Soldiers and police enforced an emergency decree suspending civil liberties Wednesday despite promises by the coup-imposed government to lift the measures criticized by its own allies as going too far.

About 150 police and soldiers acting on the decree raided the offices of the National Agrarian Institute, occupied by supporters of ousted President Manuel Zelaya since the June 28 coup. Authorities detained 54 farm activists and Zelaya supporters, police spokesman Orlin Cerrato said.

"The decree is being discussed by a lot of sectors, and appeals have been filed," he said. "But it remains in force."

Cerrato said the action was aimed at recovering control of the building, which contains valuable land title records. One of the detained activists, farmer Jose Irene Murillo, 69, said he feared "they are going to destroy the records of the small farmers, because the big landowners want the land."

Lawmakers have made clear Congress will revoke the emergency security crackdown if the interim government does not, said Rigoberto Chang, a congressman with the conservative National Party.

Congress has the power to lift or modify the decree issued Sunday that bans unauthorized gatherings and lets police arrest people without warrants, rights guaranteed in the Honduran Constitution. It also allows authorities to shut news media for "statements that attack peace and the public order, or which offend the human dignity of public officials, or attack the law."

Interim President Roberto Micheletti backtracked on the decree Monday, saying he had agreed to reconsider the move at the request of congressional leaders.

Wednesday's raid contrasted sharply with recent overtures to end the crisis from those who supported the coup.

The country's political and business elite have been urging Micheletti this week to meet face-to-face with Zelaya after growing weary of the turmoil that has paralyzed Honduras.

The leftist leader also has indicated he is ready to break the stalemate.

Zelaya said Tuesday night that he was encouraged by a plan proposed by an influential business chamber for putting him back in office and ending the crisis. The plan includes bringing foreign troops to Honduras to ensure that if Zelaya was restored to the presidency, he would respect an international mediator's proposal that his powers be strictly limited.

Zelaya said it was "good sign" that "conservative sectors of the country are analyzing a proposal" that includes his reinstatement.

"We will make the respective analysis," Zelaya said in an interview with Channel 11. "We hope to enter into talks with those who are making this proposal in the next hours."
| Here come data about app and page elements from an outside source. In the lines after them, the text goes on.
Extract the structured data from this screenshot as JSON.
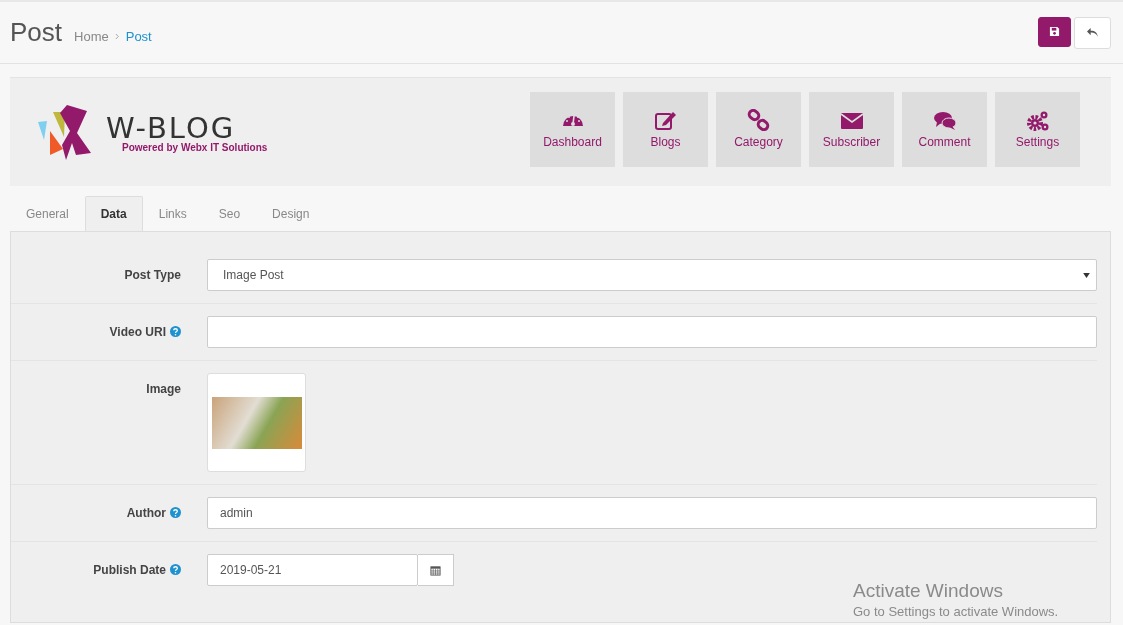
{
  "page": {
    "title": "Post",
    "breadcrumb": [
      {
        "label": "Home",
        "selected": false
      },
      {
        "label": "Post",
        "selected": true
      }
    ]
  },
  "header_buttons": [
    {
      "kind": "save"
    },
    {
      "kind": "back"
    }
  ],
  "logo": {
    "name": "W-BLOG",
    "tagline": "Powered by Webx IT Solutions"
  },
  "nav_tiles": [
    {
      "label": "Dashboard",
      "kind": "gauge"
    },
    {
      "label": "Blogs",
      "kind": "edit"
    },
    {
      "label": "Category",
      "kind": "link"
    },
    {
      "label": "Subscriber",
      "kind": "envelope"
    },
    {
      "label": "Comment",
      "kind": "comments"
    },
    {
      "label": "Settings",
      "kind": "gears"
    }
  ],
  "tabs": [
    {
      "label": "General",
      "selected": false
    },
    {
      "label": "Data",
      "selected": true
    },
    {
      "label": "Links",
      "selected": false
    },
    {
      "label": "Seo",
      "selected": false
    },
    {
      "label": "Design",
      "selected": false
    }
  ],
  "fields": [
    {
      "kind": "select",
      "label": "Post Type",
      "help": false,
      "value": "Image Post"
    },
    {
      "kind": "text",
      "label": "Video URI",
      "help": true
    },
    {
      "kind": "image",
      "label": "Image",
      "help": false
    },
    {
      "kind": "text",
      "label": "Author",
      "help": true,
      "value": "admin"
    },
    {
      "kind": "date",
      "label": "Publish Date",
      "help": true,
      "value": "2019-05-21"
    }
  ],
  "os_notice": {
    "title": "Activate Windows",
    "text": "Go to Settings to activate Windows."
  }
}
The disagreement over the security decree was the biggest public rift between Micheletti and the Congress that put him in power after soldiers forced Zelaya into exile June 28 in a dispute over changing the constitution.

The interim government has been increasingly on the defensive since Zelaya sneaked back into the country on Sept. 21 and took refuge at the Brazilian Embassy.

Micheletti initially insisted on the decree to counter what he said were calls for "insurrection" by the ousted leader's supporters.

But conservative politicians expressed fear it would endanger the Nov. 29 presidential election, which they consider Honduras' best hope for regaining international recognition. The ballot was scheduled before the removal of Zelaya, whose presidential term expires in January.

Chang said leading conservative lawmakers "weren't even consulted" about the security crackdown.

"It took us by surprise," he said. "We were scared because they weren't taking us into account at all."

Chang criticized the closure of two pro-Zelaya broadcasters Monday under the decree, saying such moves could encourage protesters who have been largely peaceful to turn to violence to get their views across.

Despite the dispute, there has been no groundswell of support among lawmakers for allowing Zelaya to return to power, as governments worldwide have been demanding.

Adolfo Facusse, the president of the National Industry Chamber, proposed over the weekend that 3,000 troops from conservative-led nations be sent to Honduras if Zelaya is restored to office. He said Tuesday that the force could be U.N. peacekeepers.

"Zelaya would have a number of limits on his authority," said Facusse, whose association vocally supported Zelaya's ouster.

Facusse says he discussed parts of the plan with Micheletti, including a proposal to make the interim president a congressman-for-life.

Chang said lawmakers were open to considering any proposals for resolving the political standoff "no matter how unlikely they might appear," but he said there was no need to have foreign troops in Honduras.

Micheletti so far has been staunchly opposed to putting Zelaya back in office.